Directions - The records below are split into lines. How many of those lines contain the string "JSON"? Reply with the number only.

Supplied data -
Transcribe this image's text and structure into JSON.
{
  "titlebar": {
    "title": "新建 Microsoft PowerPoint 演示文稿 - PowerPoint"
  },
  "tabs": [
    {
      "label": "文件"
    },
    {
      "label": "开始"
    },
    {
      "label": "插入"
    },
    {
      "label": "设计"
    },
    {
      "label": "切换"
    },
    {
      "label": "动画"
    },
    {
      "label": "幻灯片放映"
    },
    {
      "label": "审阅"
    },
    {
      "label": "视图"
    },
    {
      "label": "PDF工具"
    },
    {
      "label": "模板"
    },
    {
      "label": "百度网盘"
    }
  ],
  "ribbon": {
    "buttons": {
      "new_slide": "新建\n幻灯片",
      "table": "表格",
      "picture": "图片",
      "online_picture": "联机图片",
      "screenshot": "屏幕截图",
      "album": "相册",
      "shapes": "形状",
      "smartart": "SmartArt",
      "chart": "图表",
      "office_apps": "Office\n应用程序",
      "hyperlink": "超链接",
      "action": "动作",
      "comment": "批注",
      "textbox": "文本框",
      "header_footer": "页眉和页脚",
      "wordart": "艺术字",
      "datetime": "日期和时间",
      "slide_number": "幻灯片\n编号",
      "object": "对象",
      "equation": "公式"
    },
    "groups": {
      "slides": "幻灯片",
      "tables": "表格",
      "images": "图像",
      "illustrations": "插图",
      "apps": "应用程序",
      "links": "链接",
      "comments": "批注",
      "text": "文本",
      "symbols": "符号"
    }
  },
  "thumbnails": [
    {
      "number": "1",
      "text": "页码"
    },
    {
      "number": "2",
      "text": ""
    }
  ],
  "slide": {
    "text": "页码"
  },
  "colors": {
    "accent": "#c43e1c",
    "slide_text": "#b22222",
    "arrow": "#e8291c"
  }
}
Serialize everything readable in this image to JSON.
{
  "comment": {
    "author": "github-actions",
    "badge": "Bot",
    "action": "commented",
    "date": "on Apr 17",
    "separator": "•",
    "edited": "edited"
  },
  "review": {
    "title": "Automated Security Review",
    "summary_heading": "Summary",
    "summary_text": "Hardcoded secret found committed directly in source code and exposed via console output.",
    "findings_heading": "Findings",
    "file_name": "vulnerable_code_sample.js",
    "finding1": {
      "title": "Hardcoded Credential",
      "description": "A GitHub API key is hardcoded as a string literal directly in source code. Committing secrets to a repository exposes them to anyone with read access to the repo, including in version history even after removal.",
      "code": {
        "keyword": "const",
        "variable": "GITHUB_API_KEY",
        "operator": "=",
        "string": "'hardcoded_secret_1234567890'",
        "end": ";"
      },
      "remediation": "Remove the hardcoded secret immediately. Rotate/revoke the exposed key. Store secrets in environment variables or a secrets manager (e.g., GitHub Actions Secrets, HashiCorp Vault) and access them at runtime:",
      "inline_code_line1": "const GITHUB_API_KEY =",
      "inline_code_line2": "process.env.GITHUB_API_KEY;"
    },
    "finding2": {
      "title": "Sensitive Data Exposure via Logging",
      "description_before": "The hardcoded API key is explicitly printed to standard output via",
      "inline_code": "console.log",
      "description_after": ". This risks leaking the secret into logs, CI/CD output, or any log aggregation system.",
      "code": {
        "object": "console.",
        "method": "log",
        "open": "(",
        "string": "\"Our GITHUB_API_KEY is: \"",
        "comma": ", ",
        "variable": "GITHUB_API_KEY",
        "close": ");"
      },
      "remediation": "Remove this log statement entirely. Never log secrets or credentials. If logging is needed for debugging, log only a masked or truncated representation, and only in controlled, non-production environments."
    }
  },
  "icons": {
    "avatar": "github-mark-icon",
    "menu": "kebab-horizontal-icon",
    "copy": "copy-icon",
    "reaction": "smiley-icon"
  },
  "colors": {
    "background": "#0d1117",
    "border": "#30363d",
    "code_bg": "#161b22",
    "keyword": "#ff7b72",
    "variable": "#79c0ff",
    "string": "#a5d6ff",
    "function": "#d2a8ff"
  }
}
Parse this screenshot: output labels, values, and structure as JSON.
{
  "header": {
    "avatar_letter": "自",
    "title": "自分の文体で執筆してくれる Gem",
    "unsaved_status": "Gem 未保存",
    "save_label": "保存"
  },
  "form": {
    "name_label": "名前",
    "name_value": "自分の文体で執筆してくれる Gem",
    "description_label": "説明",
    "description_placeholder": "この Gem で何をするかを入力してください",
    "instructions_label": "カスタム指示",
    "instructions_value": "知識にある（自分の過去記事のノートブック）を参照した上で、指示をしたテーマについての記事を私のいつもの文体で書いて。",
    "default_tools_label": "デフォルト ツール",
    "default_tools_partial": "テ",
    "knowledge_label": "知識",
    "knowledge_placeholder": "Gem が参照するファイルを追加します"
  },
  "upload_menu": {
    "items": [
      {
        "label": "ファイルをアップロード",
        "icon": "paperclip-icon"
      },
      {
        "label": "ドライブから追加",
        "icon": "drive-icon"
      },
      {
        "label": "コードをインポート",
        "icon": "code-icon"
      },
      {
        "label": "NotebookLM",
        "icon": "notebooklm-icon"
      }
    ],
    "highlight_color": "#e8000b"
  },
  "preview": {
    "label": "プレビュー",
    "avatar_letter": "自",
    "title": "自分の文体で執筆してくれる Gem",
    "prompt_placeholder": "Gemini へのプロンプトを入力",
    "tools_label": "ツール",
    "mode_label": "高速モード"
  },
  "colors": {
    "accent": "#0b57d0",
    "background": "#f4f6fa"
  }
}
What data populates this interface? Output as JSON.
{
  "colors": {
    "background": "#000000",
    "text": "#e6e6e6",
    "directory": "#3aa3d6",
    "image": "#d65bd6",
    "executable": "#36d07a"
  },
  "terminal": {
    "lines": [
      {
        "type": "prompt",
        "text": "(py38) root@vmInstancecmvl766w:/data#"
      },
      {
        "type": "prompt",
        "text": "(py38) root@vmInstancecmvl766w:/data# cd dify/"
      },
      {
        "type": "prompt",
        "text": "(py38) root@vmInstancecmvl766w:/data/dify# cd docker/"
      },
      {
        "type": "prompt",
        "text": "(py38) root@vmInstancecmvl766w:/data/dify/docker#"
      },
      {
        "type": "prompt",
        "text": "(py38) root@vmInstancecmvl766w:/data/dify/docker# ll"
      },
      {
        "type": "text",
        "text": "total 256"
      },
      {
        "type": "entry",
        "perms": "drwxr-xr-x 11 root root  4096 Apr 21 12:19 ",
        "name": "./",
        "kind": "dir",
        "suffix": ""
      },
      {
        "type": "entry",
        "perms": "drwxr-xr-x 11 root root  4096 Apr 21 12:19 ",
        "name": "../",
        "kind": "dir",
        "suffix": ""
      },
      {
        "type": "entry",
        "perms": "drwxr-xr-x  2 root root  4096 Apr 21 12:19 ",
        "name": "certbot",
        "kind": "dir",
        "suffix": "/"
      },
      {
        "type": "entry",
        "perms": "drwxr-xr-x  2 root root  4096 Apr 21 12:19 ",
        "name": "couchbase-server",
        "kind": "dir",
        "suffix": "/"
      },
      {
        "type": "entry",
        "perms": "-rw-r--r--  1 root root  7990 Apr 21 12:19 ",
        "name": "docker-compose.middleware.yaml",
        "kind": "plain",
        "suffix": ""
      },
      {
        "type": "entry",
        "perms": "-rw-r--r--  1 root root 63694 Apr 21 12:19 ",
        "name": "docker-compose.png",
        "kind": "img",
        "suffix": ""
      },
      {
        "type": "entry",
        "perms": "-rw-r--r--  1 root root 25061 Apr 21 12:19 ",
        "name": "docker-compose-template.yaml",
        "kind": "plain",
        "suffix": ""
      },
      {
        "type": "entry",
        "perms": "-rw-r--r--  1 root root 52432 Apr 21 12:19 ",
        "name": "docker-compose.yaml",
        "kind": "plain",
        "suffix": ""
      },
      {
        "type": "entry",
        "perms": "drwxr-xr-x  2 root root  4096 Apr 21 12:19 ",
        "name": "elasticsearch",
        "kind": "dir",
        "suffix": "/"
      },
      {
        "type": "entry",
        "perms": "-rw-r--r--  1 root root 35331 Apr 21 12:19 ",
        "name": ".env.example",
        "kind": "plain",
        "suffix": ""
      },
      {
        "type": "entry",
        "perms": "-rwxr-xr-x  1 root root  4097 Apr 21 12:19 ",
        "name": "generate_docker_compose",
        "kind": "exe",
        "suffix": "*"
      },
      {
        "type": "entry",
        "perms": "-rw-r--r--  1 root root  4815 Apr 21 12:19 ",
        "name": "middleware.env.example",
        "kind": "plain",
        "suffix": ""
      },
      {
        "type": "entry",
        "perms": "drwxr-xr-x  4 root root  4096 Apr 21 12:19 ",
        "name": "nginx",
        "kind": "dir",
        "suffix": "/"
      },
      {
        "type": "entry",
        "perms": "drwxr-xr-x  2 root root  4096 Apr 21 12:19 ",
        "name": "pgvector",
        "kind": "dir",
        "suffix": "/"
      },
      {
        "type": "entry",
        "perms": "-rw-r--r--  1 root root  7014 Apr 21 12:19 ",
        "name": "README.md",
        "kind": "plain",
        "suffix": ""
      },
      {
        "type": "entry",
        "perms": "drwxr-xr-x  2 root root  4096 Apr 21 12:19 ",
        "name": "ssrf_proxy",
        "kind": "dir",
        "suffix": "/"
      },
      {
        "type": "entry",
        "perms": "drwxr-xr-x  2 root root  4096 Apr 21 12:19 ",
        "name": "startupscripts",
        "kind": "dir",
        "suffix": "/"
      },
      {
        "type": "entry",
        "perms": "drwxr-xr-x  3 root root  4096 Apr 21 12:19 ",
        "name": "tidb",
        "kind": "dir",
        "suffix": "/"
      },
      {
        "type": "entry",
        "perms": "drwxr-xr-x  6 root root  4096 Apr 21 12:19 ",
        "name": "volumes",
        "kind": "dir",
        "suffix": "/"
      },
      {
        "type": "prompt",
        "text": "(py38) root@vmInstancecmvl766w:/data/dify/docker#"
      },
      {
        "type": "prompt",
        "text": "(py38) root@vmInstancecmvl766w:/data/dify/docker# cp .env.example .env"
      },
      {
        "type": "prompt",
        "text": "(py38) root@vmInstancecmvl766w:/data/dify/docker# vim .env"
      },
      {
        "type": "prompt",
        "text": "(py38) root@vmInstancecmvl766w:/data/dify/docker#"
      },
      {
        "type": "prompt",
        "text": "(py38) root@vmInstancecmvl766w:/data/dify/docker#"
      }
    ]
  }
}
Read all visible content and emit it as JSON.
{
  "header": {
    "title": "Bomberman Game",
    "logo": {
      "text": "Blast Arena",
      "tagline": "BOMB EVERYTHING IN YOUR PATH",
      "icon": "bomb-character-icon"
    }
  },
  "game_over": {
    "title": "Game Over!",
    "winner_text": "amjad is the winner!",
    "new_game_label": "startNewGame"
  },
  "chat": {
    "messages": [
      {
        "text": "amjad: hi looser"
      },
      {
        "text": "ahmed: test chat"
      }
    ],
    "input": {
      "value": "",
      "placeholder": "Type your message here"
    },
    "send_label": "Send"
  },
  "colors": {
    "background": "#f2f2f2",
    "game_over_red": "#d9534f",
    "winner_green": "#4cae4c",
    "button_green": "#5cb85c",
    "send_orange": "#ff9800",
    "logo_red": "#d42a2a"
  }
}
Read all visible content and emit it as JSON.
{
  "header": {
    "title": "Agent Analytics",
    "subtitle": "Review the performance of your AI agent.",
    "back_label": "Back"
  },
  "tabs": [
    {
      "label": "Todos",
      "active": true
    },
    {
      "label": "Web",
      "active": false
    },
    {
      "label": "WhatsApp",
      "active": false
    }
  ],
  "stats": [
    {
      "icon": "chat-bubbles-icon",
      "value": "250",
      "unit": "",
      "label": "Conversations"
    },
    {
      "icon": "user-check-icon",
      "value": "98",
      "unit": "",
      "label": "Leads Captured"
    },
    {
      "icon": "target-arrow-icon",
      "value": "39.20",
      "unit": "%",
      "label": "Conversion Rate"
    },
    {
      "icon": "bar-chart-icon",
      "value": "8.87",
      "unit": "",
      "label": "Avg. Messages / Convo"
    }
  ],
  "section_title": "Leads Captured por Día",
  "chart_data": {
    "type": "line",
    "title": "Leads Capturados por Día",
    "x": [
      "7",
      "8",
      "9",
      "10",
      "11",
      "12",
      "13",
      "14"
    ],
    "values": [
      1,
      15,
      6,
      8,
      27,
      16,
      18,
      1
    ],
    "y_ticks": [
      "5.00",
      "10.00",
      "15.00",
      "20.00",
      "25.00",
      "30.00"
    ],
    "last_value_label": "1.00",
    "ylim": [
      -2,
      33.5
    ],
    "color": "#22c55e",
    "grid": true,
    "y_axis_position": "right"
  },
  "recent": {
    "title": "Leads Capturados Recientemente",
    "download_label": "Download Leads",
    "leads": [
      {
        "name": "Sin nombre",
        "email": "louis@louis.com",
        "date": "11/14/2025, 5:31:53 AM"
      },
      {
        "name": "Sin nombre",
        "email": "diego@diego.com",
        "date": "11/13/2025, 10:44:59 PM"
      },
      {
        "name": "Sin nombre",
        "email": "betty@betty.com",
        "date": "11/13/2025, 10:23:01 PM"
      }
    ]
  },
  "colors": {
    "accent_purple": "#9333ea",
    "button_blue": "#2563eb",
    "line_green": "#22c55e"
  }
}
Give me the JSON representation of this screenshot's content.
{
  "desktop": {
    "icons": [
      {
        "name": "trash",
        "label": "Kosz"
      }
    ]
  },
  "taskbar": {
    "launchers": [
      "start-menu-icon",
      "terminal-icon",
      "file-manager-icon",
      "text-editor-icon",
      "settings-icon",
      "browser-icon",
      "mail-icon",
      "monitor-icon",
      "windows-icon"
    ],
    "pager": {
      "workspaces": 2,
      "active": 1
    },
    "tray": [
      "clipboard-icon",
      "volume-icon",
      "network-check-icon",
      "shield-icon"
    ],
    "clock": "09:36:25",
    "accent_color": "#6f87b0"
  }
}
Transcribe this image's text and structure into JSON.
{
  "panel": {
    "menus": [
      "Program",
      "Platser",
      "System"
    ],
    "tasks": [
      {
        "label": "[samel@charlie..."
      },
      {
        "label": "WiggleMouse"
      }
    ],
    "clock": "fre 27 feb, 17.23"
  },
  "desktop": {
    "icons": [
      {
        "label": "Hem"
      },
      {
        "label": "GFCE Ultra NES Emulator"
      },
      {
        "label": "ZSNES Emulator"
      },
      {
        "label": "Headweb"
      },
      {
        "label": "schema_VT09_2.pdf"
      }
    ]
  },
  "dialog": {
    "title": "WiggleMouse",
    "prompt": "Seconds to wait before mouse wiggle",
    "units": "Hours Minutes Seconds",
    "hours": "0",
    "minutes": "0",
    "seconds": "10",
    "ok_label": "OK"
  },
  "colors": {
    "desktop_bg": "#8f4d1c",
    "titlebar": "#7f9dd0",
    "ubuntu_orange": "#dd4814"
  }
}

Answer below - 8